## What to produce
Exactly how many lines below mention "duration"? Answer with that number alone.
◆ ◆ ◆
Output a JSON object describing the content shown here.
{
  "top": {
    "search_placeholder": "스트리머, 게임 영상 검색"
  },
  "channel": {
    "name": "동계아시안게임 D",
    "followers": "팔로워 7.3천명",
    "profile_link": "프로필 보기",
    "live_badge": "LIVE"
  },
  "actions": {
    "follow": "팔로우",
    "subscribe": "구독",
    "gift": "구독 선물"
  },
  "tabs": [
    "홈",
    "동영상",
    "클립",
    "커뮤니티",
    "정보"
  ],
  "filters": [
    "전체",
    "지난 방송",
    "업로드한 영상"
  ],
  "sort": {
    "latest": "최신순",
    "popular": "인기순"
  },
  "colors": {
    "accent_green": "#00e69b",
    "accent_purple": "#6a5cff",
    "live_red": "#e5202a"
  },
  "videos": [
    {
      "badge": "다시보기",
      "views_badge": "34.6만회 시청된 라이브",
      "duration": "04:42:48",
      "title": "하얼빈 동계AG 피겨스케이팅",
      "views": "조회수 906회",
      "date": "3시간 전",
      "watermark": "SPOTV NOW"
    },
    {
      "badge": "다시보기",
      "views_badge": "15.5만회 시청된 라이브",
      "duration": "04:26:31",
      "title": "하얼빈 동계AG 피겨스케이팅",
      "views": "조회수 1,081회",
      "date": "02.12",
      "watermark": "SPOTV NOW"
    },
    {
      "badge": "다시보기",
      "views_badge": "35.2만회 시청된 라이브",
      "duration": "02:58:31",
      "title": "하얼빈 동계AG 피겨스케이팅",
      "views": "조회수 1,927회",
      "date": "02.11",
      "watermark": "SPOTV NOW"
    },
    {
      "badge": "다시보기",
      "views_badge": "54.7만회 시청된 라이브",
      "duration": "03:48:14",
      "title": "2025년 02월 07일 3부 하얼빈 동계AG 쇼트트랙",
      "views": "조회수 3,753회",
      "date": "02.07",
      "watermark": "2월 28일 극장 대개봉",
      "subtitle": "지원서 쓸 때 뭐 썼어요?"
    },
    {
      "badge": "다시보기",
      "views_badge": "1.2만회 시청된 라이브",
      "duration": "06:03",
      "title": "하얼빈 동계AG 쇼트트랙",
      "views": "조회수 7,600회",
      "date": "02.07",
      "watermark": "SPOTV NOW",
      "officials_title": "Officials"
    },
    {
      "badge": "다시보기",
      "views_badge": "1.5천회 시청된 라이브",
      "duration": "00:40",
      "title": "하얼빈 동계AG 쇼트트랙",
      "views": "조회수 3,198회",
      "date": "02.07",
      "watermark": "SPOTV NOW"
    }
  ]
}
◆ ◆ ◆
## Finished task
6